But it did give me names to google and THIS summary is worth reading.
The basic idea is that we've recently discovered that nearly all fetuses have some kind of genetic "abnormality". So ... maybe it's not the fetus. Brosens and Quenby (those are some awesome names right there!!!) went looking at the lining, and discovered that women who have multiple miscarriages have uterine lining that is very receptive to implantation. Maybe a little _too_ receptive to implantation.

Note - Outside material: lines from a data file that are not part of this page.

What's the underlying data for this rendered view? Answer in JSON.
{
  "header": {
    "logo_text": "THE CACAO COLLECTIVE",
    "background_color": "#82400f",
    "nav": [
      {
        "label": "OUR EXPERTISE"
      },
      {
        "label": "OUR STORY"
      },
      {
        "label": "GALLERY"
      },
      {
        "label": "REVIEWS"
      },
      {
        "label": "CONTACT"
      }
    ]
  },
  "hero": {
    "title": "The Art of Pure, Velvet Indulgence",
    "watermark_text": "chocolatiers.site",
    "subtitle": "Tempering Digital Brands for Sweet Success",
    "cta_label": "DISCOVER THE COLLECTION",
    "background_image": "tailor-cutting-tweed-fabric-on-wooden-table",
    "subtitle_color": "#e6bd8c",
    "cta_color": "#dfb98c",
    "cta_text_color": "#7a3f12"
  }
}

"Put differently, to be successful, the lining of the womb (endometrium) must be ‘receptive’ to implanting embryo but also ‘selective’. In RPL women, the lining of the womb appears excessively receptive (‘super-receptivity’) but insufficiently selective. Hence, many of our patients report that they find it very easy to become pregnant (‘super-fertile’) but then fail to hold onto the pregnancy."
So far, so good -- matches one of the folk theories of miscarriage okay.

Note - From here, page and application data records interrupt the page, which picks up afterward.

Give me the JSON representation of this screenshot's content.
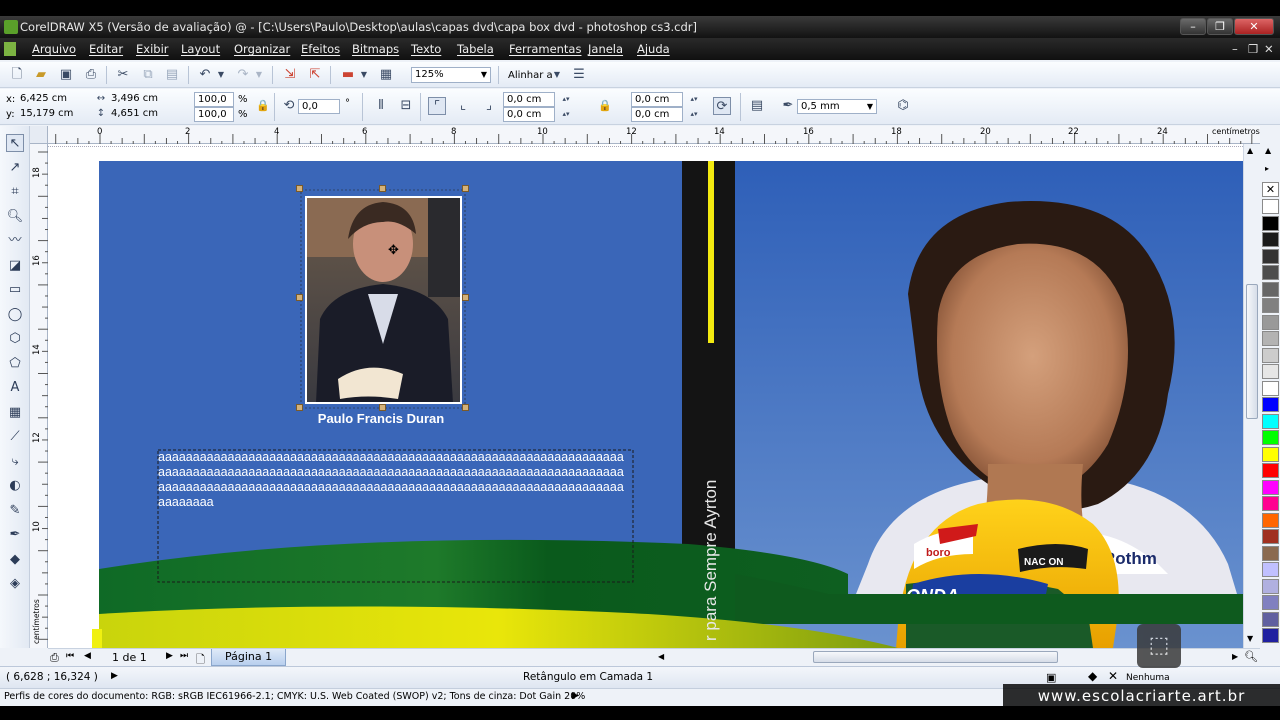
{
  "window": {
    "title": "CorelDRAW X5 (Versão de avaliação) @ - [C:\\Users\\Paulo\\Desktop\\aulas\\capas dvd\\capa box dvd - photoshop cs3.cdr]"
  },
  "menu": [
    "Arquivo",
    "Editar",
    "Exibir",
    "Layout",
    "Organizar",
    "Efeitos",
    "Bitmaps",
    "Texto",
    "Tabela",
    "Ferramentas",
    "Janela",
    "Ajuda"
  ],
  "toolbar": {
    "zoom": "125%",
    "align_label": "Alinhar a"
  },
  "propbar": {
    "x_label": "x:",
    "x_value": "6,425 cm",
    "y_label": "y:",
    "y_value": "15,179 cm",
    "width_value": "3,496 cm",
    "height_value": "4,651 cm",
    "scale_x": "100,0",
    "scale_y": "100,0",
    "percent": "%",
    "rotation": "0,0",
    "degree": "°",
    "corner1": "0,0 cm",
    "corner2": "0,0 cm",
    "corner3": "0,0 cm",
    "corner4": "0,0 cm",
    "outline": "0,5 mm"
  },
  "ruler": {
    "h_labels": [
      "0",
      "2",
      "4",
      "6",
      "8",
      "10",
      "12",
      "14",
      "16",
      "18",
      "20",
      "22",
      "24"
    ],
    "unit": "centímetros",
    "v_labels": [
      "18",
      "16",
      "14",
      "12",
      "10"
    ],
    "v_unit": "centímetros"
  },
  "artwork": {
    "author_name": "Paulo Francis Duran",
    "placeholder_text": "aaaaaaaaaaaaaaaaaaaaaaaaaaaaaaaaaaaaaaaaaaaaaaaaaaaaaaaaaaaaaaaaaaaaaaaaaaaaaaaaaaaaaaaaaaaaaaaaaaaaaaaaaaaaaaaaaaaaaaaaaaaaaaaaaaaaaaaaaaaaaaaaaaaaaaaaaaaaaaaaaaaaaaaaaaaaaaaaaaaaaaaaaaaaaaaaaaaaaaaaaaaaaaaaa",
    "spine_text": "r para Sempre Ayrton",
    "helmet_brand1": "NAC ON",
    "helmet_brand2": "ONDA",
    "helmet_brand3": "boro",
    "suit_brand": "Rothm"
  },
  "nav": {
    "page_count": "1 de 1",
    "page_tab": "Página 1"
  },
  "status": {
    "coords": "( 6,628 ; 16,324 )",
    "object": "Retângulo em Camada 1",
    "fill_none": "Nenhuma",
    "color_profile": "Perfis de cores do documento: RGB: sRGB IEC61966-2.1; CMYK: U.S. Web Coated (SWOP) v2; Tons de cinza: Dot Gain 20%"
  },
  "watermark": "www.escolacriarte.art.br",
  "colors": {
    "bg_blue": "#3a62b4",
    "green": "#1a6a2a",
    "yellow": "#f1e10a",
    "spine": "#151515"
  },
  "palette": [
    "#ffffff",
    "#000000",
    "#1a1a1a",
    "#333333",
    "#4d4d4d",
    "#666666",
    "#808080",
    "#999999",
    "#b3b3b3",
    "#cccccc",
    "#e6e6e6",
    "#ffffff",
    "#0000ff",
    "#00ffff",
    "#00ff00",
    "#ffff00",
    "#ff0000",
    "#ff00ff",
    "#ff0090",
    "#ff6600",
    "#a03020",
    "#8a6a50",
    "#c0c0ff",
    "#b0b0e0",
    "#8080c0",
    "#6060a0",
    "#2020a0"
  ]
}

"we showed that IL-33/ST2 activation is both prolonged and disordered in endometrial cells from RPL patient. As aforementioned, exposure of mice uteri to these signals prolonged the implantation window in these animals, allowing out-of-phase implantation and resulting in early pregnancy loss."

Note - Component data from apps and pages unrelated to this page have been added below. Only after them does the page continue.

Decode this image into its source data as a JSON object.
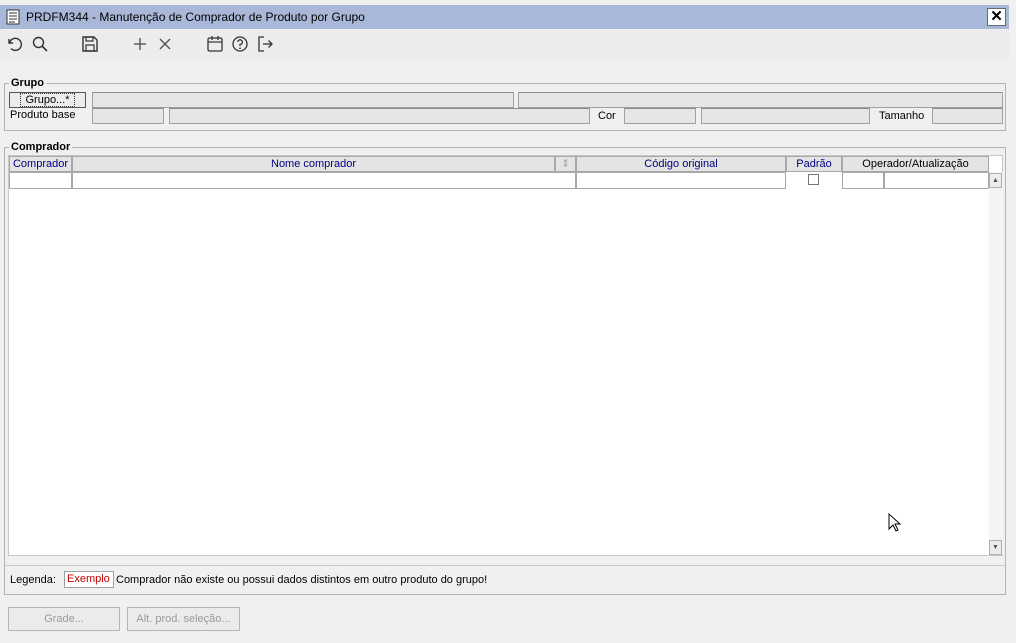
{
  "window": {
    "title": "PRDFM344 - Manutenção de Comprador de Produto por Grupo",
    "close_glyph": "✕"
  },
  "toolbar": {
    "icons": [
      "undo-icon",
      "search-icon",
      "save-icon",
      "add-icon",
      "delete-icon",
      "calendar-icon",
      "help-icon",
      "exit-icon"
    ]
  },
  "grupo": {
    "legend": "Grupo",
    "button": "Grupo...*",
    "produto_base_label": "Produto base",
    "cor_label": "Cor",
    "tamanho_label": "Tamanho"
  },
  "comprador": {
    "legend": "Comprador",
    "columns": [
      "Comprador",
      "Nome comprador",
      "Código original",
      "Padrão",
      "Operador/Atualização"
    ],
    "sort_glyph": "⁑"
  },
  "legenda": {
    "label": "Legenda:",
    "example": "Exemplo",
    "text": "Comprador não existe ou possui dados distintos em outro produto do grupo!",
    "example_color": "#c00000"
  },
  "buttons": {
    "grade": "Grade...",
    "alt": "Alt. prod. seleção..."
  },
  "colors": {
    "titlebar": "#a9b8d9",
    "header_text_blue": "#000080"
  }
}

So they've identified some of the biochemistry of the dance of implantation, and identified at least one major issue with it in women who have repeated miscarriages. AND THEY CAN DO THIS TEST BEFORE YOU EVER GET PREGNANT AT ALL. Which is pretty amazing, right there. " it is possible to develop tests that predict prior to conception the likelihood of pregnancy complications."
The future holds wonderful prospects! They are hoping their work on the womb's side of the pregnancy developmental process might also lead to insights into fetal growth restriction and preeclampsia. That might be a little optimistic, but I'm so happy that smart people are tackling another component of this complicated and super important area of research.